(Entries from a dataset of interfaces)
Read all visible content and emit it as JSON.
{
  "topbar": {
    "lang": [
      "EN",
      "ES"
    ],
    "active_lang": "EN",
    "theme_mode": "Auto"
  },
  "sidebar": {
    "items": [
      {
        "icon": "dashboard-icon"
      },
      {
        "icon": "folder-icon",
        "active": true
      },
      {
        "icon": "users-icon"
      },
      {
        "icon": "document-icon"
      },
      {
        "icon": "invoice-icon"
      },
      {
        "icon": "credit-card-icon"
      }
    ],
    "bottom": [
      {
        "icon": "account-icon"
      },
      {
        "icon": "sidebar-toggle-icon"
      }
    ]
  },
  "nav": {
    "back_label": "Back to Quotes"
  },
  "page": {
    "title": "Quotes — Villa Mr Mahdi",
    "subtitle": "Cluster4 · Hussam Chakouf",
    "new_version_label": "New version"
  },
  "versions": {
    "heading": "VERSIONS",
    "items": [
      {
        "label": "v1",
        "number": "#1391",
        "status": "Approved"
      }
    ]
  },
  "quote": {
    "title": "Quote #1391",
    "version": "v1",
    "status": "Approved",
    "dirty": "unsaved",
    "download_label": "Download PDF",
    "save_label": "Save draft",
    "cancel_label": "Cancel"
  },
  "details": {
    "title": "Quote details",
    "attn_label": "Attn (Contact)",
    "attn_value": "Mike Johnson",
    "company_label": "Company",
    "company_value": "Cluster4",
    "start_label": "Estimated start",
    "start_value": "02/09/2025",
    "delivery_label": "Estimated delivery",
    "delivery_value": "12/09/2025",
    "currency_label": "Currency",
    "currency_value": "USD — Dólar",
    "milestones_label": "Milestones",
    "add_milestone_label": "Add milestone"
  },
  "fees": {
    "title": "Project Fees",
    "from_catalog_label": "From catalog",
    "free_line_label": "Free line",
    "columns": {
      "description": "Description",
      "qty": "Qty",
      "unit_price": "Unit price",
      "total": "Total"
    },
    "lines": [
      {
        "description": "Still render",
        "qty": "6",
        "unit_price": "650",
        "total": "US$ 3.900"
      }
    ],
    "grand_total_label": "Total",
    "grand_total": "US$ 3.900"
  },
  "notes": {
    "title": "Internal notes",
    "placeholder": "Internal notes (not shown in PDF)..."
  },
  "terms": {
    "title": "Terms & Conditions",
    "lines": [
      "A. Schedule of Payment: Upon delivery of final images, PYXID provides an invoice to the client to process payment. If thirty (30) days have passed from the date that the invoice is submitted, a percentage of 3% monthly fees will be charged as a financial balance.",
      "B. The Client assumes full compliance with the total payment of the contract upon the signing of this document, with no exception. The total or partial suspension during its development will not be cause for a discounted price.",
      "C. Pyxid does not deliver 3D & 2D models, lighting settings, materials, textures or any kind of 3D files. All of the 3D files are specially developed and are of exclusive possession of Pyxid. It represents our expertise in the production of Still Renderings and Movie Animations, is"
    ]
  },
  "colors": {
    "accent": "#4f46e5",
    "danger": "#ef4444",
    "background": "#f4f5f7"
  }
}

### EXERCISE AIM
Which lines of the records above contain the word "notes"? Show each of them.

### EXERCISE RESPONSE
  "notes": {
    "title": "Internal notes",
    "placeholder": "Internal notes (not shown in PDF)..."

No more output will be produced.